I haven't read Last Stand at the Edge of the World but Trust Like the Soul was utter drivel and an insult to Avon and Cally plus the Intro was crass, stupid conceit - I hope the writer has returned to Star Trek and stays there. So far as I know, none of my correspondents liked Trust, some where scathing. I enjoyed the Matthews trilogy and don't recall it was unduly hard on Blake, but of course it was a total Avon wallow. Right, Avon says a lot of things he doesn't do and in series 3 and Blake-less he is pretty aimless. Only in series 4 does he seem, at last, to have a purpose in life. And yes, Arlen must walk even if wounded, she would, being a trained soldier (I assume), know that. Blake was never a wimp and he expects other people to be strong too. Avon always gets forgiven for everything and one good theory is that it's because he's the person everyone else insults (not always fairly and not always with any clear reason) so he becomes the underdog and gets our sympathy. Avon doesn't usually complain in return, he only complains he thinks someone else is being stupid or careless. I think Avon gets away with ruthlessness because many of us do feel (rightly or wrongly, sometimes our reaction is too subjective) that he is doing the sensible thing and he has a lot of courage. We are no! so convinced Tarrant is "always right" Tarrant isn't so good as Avon at convincing the fans. I have to say that this comes down to acting skill as much as anything else. Paul is very, very good at being convincing. Steven was at the time less skilled, I think, that also his relative dislike of Tarrant probably induced him to allow Tarrant to appear intolerable. 

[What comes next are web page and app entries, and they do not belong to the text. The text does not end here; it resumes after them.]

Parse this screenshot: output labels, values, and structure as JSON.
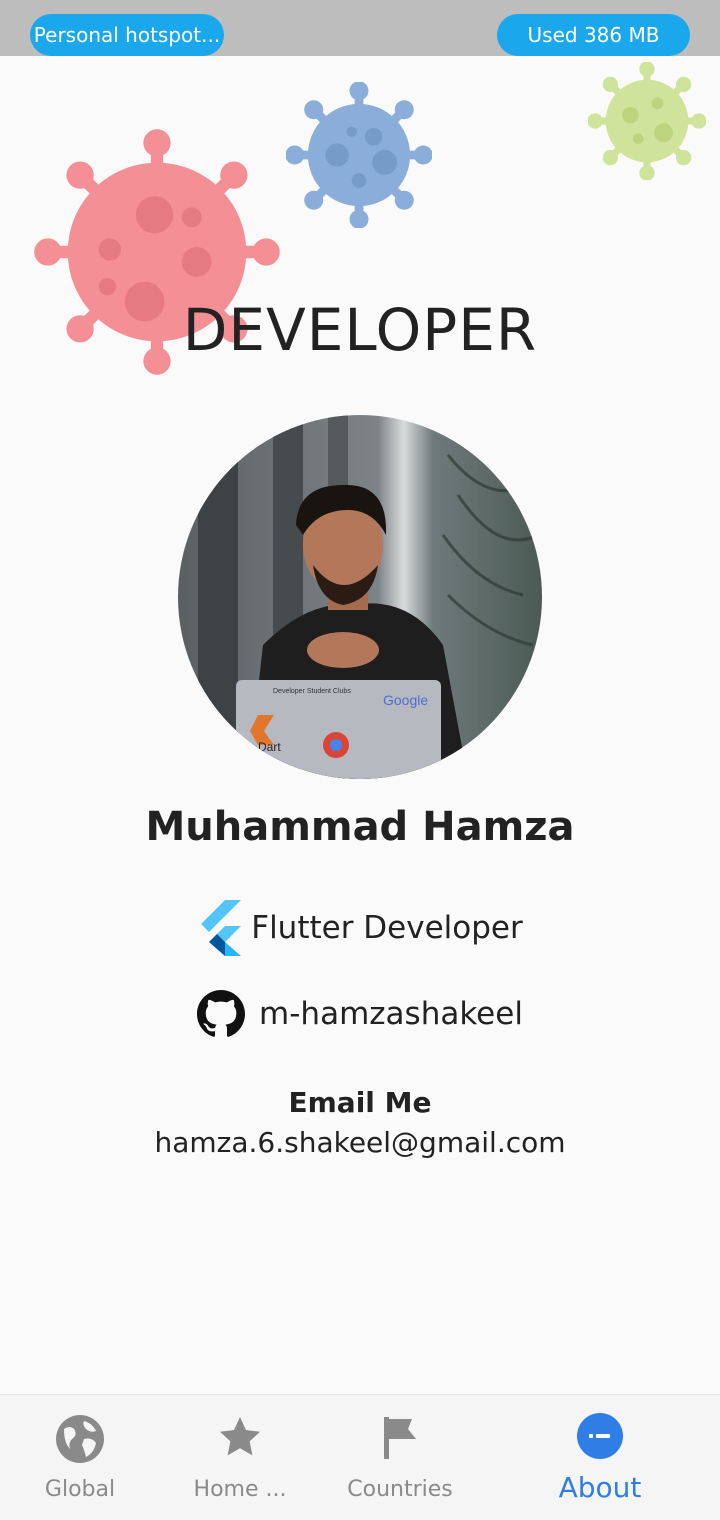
{
  "status_bar": {
    "hotspot_label": "Personal hotspot...",
    "data_usage": "Used  386 MB"
  },
  "page_title": "DEVELOPER",
  "profile": {
    "name": "Muhammad Hamza",
    "role": "Flutter Developer",
    "github": "m-hamzashakeel",
    "email_heading": "Email Me",
    "email": "hamza.6.shakeel@gmail.com"
  },
  "decor": {
    "virus_colors": [
      "#f48f95",
      "#8aaed9",
      "#cfe39a"
    ]
  },
  "bottom_nav": {
    "items": [
      {
        "label": "Global",
        "icon": "globe-icon"
      },
      {
        "label": "Home ...",
        "icon": "star-icon"
      },
      {
        "label": "Countries",
        "icon": "flag-icon"
      },
      {
        "label": "About",
        "icon": "about-icon",
        "active": true
      }
    ],
    "active_color": "#2f7ee6",
    "inactive_color": "#8a8a8a"
  }
}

cally is a bit of a nonentity in this fic. avon's the one with all the issues to get over. cally is just to receive and forgive him. she offers her own flight from auron as something she'd done that's just as bad as the things he's done... but, er, it isn't.

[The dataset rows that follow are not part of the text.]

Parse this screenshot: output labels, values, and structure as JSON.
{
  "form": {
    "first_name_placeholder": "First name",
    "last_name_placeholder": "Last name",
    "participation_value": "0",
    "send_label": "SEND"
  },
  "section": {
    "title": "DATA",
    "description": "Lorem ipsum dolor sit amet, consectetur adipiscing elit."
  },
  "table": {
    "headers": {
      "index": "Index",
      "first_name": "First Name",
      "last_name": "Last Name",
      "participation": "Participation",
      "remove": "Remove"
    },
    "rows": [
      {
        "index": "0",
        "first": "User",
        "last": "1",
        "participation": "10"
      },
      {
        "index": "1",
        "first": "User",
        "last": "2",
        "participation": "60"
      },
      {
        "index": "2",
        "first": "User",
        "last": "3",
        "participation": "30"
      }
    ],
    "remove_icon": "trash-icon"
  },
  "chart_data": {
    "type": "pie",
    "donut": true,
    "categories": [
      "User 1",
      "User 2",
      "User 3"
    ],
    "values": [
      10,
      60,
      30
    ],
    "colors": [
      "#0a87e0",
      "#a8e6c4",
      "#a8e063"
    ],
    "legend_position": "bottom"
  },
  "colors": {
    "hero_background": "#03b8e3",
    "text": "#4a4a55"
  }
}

now, i'm not saying that this relationship isn't a healthy one. it probably is a very good idea for avon to go out with someone like cally (and he does seem to respond to her wisdom, learning from it etc etc), but it would also probably be a good idea for him to go to a therapist.
i like all the bodyswap bullshit, cally starting avon on the blowdrying that would characterise his hair for the latter half of the show, the stuff about learning to fight as each other, cally putting her arm around his waist, avon realising that the teleport bracelet often falls off cally's tiny wrists- it is cute and fun.
the avon and vila stuff is really cute! now some would say 'what is this avon/vila doing in my avon/cally?' i'm not sure, reader, but it is there.[Much more info and many photographs in the original review as posted] 
- from Datazine #53
- Pressure Point no.7
- comments by Diane Gies in Horizon Newsletter #22
- by Anna Collins Smith in The Clipper Trade Ship #65
- Zine Review by Lynn on Lysator dated March 30, 1993.
- Zine Review by Sue C on Lysator dated March 31, 1993.
- from Rallying Call #11
- aralias reviewed this zine in 2013. on Dreamwidth; reference; another reference.